■ Exercise directions
The result should be every line in the material below containing the string "kind".

■ Provided records
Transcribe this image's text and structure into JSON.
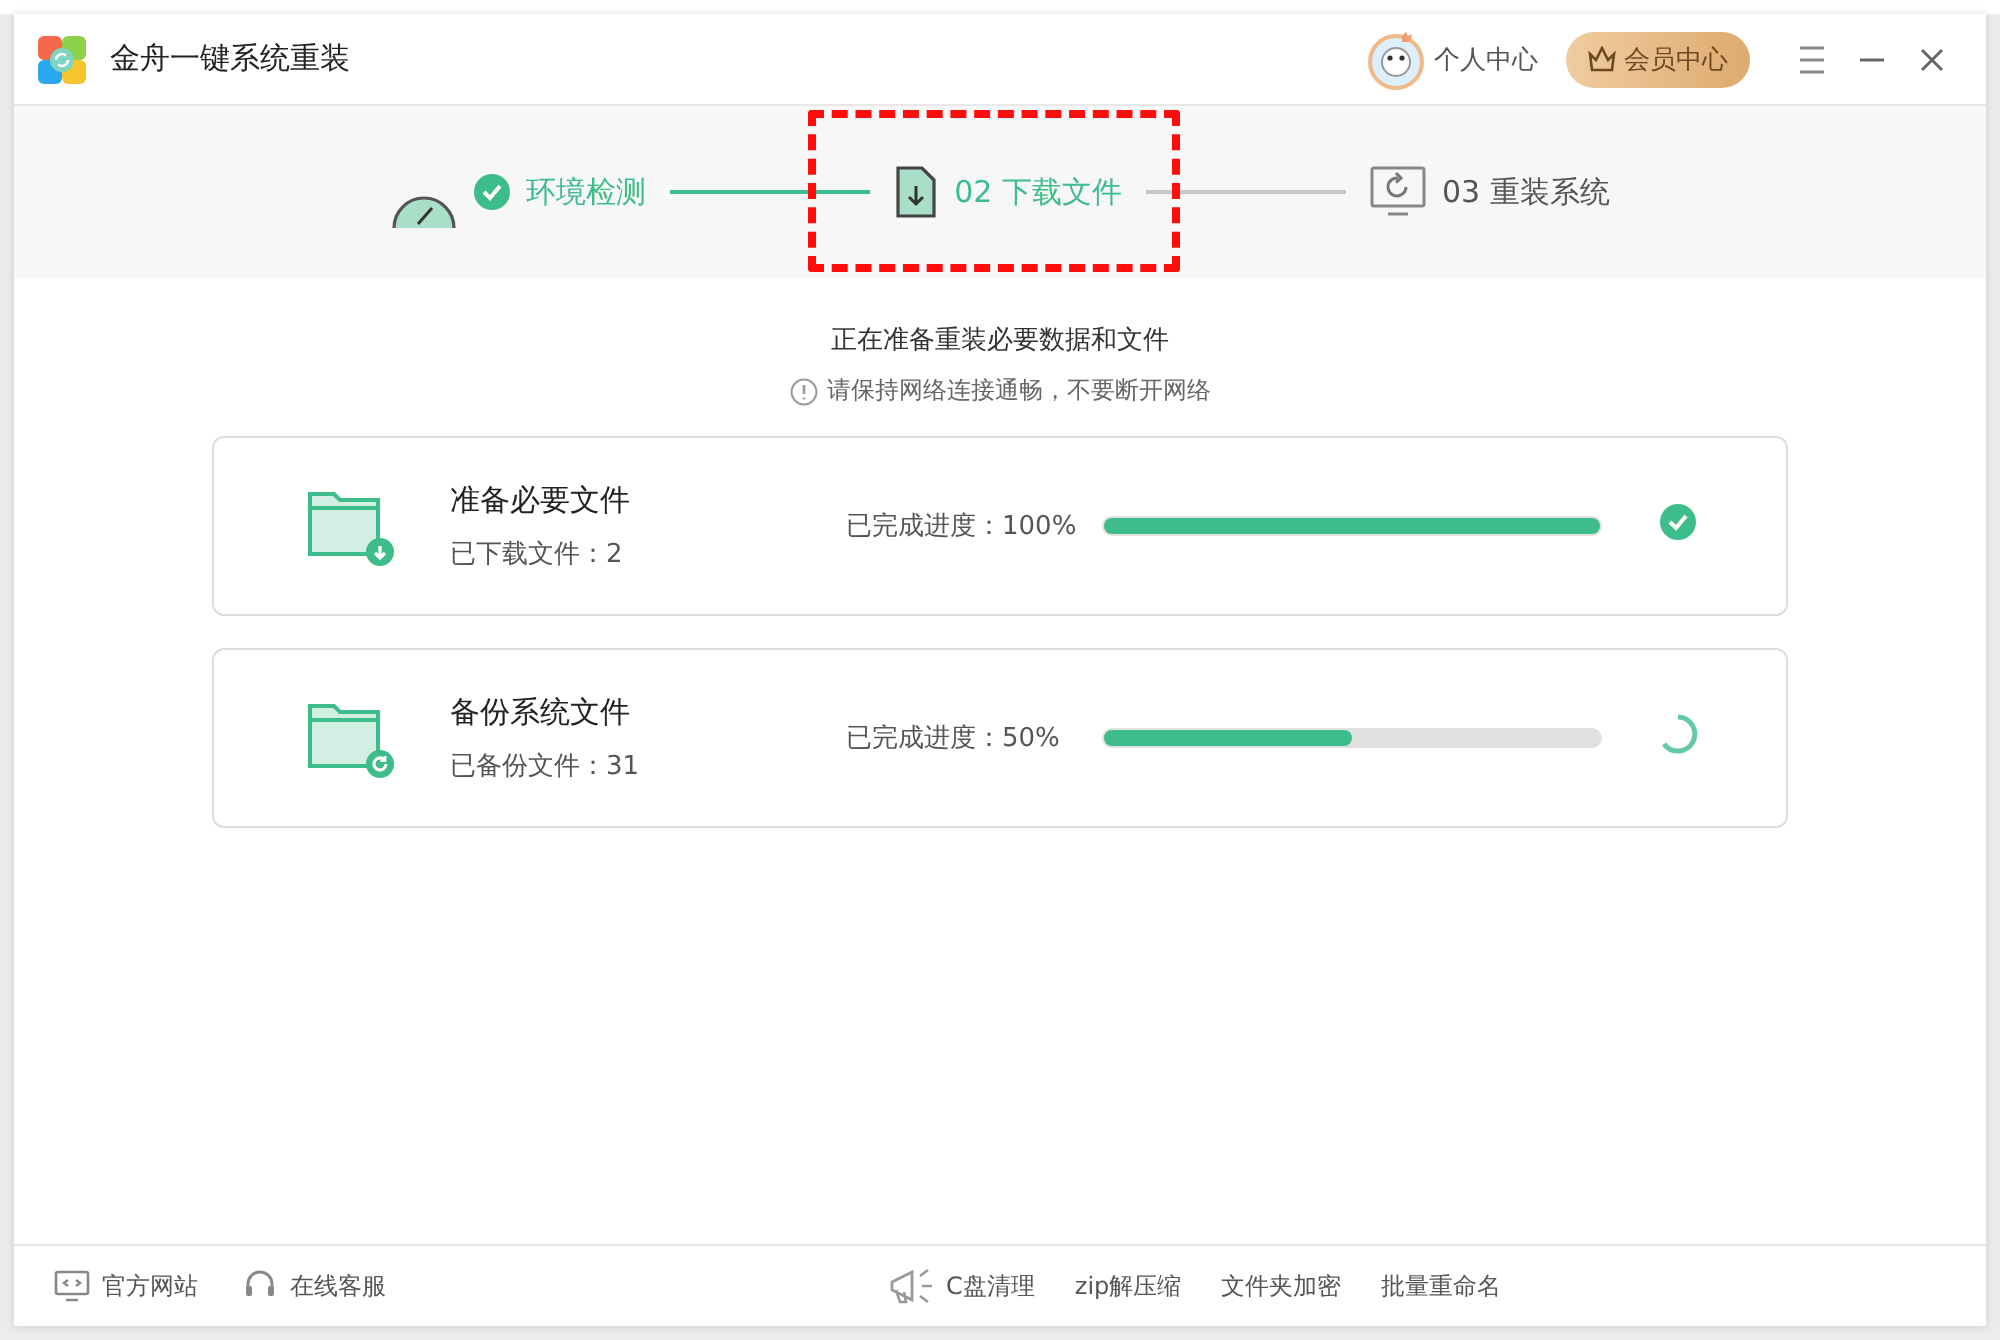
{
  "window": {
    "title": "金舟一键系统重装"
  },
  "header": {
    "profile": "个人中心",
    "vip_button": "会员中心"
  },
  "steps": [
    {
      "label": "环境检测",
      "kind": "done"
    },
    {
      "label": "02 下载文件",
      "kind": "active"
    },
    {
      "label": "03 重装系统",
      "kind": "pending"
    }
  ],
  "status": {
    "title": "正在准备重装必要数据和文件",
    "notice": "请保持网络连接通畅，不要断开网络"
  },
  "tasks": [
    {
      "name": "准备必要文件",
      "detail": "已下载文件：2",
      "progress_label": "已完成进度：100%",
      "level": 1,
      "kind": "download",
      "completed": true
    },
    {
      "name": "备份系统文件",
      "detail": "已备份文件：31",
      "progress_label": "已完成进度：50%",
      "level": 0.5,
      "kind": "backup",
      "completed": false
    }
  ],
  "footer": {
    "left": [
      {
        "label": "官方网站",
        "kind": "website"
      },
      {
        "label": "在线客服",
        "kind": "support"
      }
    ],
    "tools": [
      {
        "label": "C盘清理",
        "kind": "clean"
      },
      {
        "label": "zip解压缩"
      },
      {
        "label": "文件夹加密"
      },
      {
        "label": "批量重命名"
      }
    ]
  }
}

■ Result of the exercise
      "kind": "done"
      "kind": "active"
      "kind": "pending"
      "kind": "download",
      "kind": "backup",
        "kind": "website"
        "kind": "support"
        "kind": "clean"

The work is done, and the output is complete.